[Excerpts from an interface dataset]
..............................
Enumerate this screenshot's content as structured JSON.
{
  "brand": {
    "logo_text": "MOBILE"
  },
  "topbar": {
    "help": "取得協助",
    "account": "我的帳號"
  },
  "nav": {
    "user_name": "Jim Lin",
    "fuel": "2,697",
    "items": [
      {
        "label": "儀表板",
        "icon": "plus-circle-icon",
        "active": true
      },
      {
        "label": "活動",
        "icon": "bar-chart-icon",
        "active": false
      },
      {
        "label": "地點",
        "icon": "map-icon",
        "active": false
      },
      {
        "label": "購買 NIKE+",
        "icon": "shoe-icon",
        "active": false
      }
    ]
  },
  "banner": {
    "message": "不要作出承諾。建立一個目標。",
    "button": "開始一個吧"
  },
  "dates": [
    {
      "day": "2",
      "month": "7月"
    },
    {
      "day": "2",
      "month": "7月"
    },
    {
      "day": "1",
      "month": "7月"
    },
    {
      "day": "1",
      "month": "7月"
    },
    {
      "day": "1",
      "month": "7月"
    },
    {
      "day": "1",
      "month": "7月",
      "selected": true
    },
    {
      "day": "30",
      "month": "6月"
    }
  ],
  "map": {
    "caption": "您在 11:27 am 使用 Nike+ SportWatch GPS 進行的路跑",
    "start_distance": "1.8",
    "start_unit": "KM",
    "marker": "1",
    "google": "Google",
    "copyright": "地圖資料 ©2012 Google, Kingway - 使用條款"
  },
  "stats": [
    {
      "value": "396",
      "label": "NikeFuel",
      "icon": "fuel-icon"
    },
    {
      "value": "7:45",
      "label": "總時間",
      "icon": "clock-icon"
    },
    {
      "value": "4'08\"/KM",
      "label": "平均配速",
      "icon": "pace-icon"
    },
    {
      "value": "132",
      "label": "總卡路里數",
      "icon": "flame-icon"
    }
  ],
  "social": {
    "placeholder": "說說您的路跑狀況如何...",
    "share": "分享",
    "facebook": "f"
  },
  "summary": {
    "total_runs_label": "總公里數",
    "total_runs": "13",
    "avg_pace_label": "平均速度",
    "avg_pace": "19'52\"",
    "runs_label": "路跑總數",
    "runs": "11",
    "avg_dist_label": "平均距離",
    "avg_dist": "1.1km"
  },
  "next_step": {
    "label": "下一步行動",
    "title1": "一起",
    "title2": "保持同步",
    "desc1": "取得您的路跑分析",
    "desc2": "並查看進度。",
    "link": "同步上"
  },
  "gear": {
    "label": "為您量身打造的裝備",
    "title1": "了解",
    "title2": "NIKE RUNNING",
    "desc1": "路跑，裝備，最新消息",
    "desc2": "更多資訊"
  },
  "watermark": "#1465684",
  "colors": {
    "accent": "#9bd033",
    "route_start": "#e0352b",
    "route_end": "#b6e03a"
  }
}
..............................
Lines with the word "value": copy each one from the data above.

* SOLUTION TO THE PROBLEM *
      "value": "396",
      "value": "7:45",
      "value": "4'08\"/KM",
      "value": "132",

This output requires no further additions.